The pasqueflower! This delicate purple beauty is abundant along the trails near my house, and while on my run tonight, I noticed several in full bloom. Apparently the snowstorm on Saturday did not deter them in the least. Good for them. I was so excited to see them that I yelled to Hubby, “Pasqueflower!” to which he replied, “What?” I yelled, “Wildflowers are blooming!” as he puffed his way up the trail and around the bend, not seeming to care in the least about the flowers. But the site of these few blooms put an extra spring in my step. The next few weeks will be a wildflower bonanza, with a dozen very showy wildflowers popping up along the trail, making my running experience that much more enjoyable. Mid-May is the best, when the hillsides turn gold from the thousands of balsamroot plants blooming. It’s spectacular!

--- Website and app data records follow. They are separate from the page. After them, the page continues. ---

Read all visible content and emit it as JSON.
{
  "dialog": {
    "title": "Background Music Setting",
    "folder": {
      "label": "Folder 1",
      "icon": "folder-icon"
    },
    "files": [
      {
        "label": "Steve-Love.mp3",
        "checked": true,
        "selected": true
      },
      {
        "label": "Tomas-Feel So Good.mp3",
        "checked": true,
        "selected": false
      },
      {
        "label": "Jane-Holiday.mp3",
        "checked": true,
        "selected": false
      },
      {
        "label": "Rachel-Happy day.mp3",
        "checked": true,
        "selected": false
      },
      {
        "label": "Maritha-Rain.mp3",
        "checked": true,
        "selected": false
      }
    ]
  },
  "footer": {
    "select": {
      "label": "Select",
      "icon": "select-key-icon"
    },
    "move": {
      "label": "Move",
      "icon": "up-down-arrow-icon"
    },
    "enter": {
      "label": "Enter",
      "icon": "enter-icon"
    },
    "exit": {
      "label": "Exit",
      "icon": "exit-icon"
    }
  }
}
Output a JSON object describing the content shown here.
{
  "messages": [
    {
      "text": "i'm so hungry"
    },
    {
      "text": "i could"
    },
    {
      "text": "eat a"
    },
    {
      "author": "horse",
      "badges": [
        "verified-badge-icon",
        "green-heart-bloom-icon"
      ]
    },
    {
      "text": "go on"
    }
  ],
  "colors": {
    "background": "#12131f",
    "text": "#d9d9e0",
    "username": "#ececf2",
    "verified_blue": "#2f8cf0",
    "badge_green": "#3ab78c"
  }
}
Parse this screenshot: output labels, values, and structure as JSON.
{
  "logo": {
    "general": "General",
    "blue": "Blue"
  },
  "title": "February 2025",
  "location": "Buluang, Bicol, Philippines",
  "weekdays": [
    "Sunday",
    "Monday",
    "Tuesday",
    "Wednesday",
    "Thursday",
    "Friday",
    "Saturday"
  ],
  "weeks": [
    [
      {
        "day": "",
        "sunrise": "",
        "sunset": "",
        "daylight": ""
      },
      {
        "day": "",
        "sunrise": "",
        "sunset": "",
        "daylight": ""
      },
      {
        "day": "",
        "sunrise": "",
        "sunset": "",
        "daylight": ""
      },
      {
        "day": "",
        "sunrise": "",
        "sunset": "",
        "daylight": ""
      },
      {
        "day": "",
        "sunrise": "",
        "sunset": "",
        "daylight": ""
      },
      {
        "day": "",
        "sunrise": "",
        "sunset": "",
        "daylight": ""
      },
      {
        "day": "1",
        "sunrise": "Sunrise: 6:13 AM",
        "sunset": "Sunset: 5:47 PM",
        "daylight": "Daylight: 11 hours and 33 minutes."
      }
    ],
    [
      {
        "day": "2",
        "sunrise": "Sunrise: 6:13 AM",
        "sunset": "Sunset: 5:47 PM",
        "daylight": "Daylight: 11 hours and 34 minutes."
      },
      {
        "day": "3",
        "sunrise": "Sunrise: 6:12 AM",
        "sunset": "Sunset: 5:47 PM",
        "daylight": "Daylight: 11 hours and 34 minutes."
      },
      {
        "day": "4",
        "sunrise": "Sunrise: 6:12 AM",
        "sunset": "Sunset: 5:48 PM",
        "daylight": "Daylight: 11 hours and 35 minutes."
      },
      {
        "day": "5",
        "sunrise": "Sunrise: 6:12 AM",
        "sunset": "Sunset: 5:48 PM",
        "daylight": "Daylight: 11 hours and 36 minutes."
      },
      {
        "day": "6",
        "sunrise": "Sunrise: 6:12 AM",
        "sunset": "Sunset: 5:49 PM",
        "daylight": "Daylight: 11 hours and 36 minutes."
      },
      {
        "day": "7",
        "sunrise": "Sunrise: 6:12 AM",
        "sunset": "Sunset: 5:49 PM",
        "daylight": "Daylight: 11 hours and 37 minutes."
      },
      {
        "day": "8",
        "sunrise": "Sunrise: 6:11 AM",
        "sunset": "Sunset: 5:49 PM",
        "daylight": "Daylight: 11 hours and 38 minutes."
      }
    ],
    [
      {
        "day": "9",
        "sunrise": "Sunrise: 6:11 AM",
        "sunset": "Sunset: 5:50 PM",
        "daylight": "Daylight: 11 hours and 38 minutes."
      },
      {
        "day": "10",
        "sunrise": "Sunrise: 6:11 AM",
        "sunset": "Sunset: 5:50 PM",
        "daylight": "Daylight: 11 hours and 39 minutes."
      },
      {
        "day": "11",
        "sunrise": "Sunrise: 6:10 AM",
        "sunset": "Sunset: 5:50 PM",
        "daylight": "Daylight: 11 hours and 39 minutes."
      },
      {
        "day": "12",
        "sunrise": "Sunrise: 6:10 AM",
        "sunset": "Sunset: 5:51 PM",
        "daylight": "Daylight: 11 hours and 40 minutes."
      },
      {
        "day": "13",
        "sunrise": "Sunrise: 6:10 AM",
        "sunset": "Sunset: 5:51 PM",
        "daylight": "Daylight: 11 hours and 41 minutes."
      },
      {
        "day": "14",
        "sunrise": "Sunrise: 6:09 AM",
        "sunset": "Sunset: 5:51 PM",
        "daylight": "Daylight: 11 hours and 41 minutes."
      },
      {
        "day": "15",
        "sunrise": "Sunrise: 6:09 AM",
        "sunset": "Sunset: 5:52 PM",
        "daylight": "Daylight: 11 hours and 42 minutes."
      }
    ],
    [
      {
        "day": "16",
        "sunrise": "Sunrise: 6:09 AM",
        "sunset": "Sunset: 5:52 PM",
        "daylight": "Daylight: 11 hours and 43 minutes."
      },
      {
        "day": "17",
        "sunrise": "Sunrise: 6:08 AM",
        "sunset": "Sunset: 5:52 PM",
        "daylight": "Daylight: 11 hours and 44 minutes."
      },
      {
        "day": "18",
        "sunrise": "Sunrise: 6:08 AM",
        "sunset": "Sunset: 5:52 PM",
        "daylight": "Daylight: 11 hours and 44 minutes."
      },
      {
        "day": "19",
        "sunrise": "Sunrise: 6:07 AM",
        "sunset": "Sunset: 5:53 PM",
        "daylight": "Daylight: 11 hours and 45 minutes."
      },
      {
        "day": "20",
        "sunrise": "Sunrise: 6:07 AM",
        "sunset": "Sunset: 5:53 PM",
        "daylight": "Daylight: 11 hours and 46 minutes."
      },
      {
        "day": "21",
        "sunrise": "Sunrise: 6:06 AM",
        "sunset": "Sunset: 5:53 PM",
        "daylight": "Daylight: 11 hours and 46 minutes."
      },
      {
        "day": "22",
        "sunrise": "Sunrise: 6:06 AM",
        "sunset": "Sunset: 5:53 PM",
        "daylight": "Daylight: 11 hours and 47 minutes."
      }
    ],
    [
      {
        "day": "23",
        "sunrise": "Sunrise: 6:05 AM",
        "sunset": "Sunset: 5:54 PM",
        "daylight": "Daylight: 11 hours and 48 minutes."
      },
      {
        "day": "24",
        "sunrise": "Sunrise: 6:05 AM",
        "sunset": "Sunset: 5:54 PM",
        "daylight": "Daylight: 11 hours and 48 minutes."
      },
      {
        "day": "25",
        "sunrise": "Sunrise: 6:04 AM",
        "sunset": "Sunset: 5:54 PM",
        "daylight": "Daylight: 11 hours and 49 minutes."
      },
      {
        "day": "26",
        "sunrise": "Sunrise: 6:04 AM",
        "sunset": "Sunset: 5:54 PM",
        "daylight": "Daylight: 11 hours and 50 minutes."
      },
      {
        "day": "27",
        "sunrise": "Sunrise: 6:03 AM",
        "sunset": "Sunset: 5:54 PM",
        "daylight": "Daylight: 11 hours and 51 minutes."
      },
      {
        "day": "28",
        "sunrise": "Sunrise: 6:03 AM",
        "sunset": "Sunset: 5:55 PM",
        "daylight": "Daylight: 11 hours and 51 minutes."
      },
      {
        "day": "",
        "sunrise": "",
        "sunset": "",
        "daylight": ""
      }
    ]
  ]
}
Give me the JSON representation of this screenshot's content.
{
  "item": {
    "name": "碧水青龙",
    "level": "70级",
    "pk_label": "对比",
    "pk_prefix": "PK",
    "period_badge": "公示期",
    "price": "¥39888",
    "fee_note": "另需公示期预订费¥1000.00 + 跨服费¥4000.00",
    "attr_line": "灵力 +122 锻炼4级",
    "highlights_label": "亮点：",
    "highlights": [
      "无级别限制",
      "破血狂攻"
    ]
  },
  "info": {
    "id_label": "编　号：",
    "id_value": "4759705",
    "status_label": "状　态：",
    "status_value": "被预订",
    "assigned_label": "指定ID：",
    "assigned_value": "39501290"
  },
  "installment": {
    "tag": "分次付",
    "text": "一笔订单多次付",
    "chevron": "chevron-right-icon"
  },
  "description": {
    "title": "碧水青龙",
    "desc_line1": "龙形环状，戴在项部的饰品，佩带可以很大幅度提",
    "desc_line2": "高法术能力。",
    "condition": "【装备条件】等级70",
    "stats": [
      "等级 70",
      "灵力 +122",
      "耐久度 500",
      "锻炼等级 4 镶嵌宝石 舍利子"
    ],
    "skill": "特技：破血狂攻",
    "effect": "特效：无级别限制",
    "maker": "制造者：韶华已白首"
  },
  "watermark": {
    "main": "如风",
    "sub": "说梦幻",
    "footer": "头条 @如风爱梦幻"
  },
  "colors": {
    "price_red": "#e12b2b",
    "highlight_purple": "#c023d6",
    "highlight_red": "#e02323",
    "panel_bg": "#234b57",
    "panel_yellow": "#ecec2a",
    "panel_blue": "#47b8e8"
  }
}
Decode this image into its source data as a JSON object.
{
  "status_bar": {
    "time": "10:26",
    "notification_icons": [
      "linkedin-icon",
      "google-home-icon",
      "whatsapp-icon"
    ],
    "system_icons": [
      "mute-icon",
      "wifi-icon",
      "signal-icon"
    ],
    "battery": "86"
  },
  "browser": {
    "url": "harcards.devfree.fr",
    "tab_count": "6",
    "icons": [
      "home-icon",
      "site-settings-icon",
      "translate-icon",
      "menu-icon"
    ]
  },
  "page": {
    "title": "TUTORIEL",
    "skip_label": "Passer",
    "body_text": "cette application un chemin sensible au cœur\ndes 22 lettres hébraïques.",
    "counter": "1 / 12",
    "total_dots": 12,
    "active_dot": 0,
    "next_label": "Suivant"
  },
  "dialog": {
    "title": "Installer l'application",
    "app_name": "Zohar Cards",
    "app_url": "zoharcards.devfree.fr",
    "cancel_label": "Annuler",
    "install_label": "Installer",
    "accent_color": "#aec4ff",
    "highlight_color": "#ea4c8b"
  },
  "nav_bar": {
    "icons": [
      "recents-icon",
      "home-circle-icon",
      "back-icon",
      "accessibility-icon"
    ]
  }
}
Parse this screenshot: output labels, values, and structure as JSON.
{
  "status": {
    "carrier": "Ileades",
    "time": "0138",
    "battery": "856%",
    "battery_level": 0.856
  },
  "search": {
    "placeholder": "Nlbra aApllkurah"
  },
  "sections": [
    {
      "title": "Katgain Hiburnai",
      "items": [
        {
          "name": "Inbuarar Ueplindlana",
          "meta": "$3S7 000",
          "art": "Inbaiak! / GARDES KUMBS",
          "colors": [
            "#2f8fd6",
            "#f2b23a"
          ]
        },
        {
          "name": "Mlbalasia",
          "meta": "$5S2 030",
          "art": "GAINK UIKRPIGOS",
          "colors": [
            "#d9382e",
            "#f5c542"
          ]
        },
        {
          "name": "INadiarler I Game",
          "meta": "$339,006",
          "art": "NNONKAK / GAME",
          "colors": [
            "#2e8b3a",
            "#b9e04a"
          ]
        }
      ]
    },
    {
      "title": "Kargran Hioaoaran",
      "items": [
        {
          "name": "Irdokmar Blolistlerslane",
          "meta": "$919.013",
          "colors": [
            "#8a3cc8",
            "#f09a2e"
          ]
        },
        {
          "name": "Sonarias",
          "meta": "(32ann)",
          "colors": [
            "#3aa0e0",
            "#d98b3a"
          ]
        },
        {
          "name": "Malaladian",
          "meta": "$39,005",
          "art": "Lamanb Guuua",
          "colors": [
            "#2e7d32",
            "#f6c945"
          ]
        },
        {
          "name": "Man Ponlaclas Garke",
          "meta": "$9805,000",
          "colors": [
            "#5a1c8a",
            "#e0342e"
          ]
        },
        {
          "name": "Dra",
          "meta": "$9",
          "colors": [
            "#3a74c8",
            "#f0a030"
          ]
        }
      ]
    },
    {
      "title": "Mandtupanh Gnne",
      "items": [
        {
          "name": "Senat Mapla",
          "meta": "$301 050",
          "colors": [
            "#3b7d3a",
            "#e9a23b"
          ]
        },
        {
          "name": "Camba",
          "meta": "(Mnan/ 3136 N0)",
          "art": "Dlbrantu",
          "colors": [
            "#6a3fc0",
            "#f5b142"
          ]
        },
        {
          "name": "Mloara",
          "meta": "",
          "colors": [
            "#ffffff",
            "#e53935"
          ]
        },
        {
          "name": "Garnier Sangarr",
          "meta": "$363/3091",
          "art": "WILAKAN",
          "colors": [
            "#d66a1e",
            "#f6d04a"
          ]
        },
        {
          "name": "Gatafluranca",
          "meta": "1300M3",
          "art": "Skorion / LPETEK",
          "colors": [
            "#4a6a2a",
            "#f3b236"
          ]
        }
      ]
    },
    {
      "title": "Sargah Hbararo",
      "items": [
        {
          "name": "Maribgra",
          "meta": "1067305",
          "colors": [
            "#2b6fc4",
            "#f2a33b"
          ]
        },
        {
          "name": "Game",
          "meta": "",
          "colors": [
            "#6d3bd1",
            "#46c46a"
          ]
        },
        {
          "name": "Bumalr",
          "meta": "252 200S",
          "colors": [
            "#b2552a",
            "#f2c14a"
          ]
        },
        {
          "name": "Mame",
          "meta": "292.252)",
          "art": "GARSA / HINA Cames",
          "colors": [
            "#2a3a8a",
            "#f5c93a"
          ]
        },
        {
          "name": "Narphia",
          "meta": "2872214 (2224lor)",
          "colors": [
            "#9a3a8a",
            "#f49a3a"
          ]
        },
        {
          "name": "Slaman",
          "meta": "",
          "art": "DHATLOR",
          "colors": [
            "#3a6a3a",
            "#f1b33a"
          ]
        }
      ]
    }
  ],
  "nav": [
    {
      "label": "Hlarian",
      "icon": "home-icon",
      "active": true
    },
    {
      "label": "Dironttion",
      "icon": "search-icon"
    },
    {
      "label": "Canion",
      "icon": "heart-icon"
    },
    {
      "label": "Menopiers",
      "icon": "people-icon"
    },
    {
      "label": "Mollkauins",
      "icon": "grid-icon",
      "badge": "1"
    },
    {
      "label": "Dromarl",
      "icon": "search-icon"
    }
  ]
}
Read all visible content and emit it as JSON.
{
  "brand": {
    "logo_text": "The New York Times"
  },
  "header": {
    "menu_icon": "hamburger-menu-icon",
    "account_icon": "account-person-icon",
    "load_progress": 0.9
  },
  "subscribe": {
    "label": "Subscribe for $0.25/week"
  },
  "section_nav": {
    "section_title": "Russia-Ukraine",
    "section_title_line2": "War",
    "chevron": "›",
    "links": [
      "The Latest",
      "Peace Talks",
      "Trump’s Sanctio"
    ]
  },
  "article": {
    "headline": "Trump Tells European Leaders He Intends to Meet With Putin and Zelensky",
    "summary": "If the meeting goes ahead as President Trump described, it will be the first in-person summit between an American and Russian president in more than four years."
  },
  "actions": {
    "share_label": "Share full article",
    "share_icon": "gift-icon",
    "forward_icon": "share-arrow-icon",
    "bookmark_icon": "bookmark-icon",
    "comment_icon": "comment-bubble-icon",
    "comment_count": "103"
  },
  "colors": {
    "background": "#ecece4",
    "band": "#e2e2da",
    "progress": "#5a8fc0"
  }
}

For the past couple of weeks I’ve been on the lookout during my walk to work each morning, keeping a keen eye peeled for the first flower in bloom, wild or cultivated. So far my walks have been flower-free, unless you count the sidewalk chalk art that is popping up now that the sidewalks aren’t covered in snow and ice. Yesterday afternoon I noticed a dandelion with 2 flower buds on it in my front yard so I was certain that they would be the first flowers of the spring, but the pasqueflowers stole the show. In a way it was a stroke of luck that I even saw the pasqueflower–the trails have been so muddy lately that Hubby, The Stinker, and I have been running on the lower trails, but tonight we decided to run a higher one. The trails are finally beginning to dry out enough that we can run them without getting ourselves muddy or causing unnecessary erosion. And I welcome the new variety in our running routine.
These flowers are adorable! This one almost seems to be waving, “look at me!” A little botany to nerdify your day: pasqueflowers are in the buttercup family, Ranunculaceae. Another common name for them is prairie crocus. The scientific name is Anemone patens. They are common in open woodlands in the Rocky Mountains, but are also found in the Great Plains and in the mideastern U.S. It also happens to be the state flower of South Dakota.